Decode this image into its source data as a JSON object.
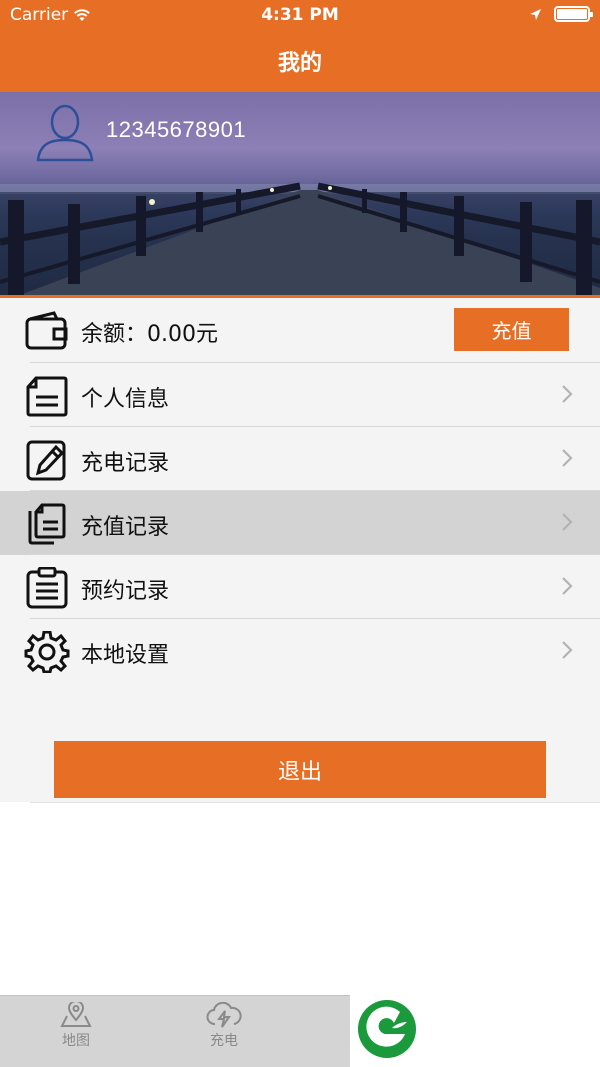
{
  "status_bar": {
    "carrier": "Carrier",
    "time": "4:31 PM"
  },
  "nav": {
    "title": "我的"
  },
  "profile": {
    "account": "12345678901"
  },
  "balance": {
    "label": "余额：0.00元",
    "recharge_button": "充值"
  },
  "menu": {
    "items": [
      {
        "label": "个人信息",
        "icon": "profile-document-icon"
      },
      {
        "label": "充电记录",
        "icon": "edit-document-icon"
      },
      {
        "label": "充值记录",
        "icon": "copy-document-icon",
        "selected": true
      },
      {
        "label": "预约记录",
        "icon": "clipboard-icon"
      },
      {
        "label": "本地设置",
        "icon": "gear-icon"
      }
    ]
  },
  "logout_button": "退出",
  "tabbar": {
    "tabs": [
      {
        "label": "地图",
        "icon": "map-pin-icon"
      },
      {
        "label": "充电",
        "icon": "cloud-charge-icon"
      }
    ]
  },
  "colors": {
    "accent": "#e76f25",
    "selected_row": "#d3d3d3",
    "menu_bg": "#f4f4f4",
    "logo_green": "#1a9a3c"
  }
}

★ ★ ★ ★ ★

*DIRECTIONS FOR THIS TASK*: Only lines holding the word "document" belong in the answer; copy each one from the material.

*ANSWER SPACE*:
        "icon": "profile-document-icon"
        "icon": "edit-document-icon"
        "icon": "copy-document-icon",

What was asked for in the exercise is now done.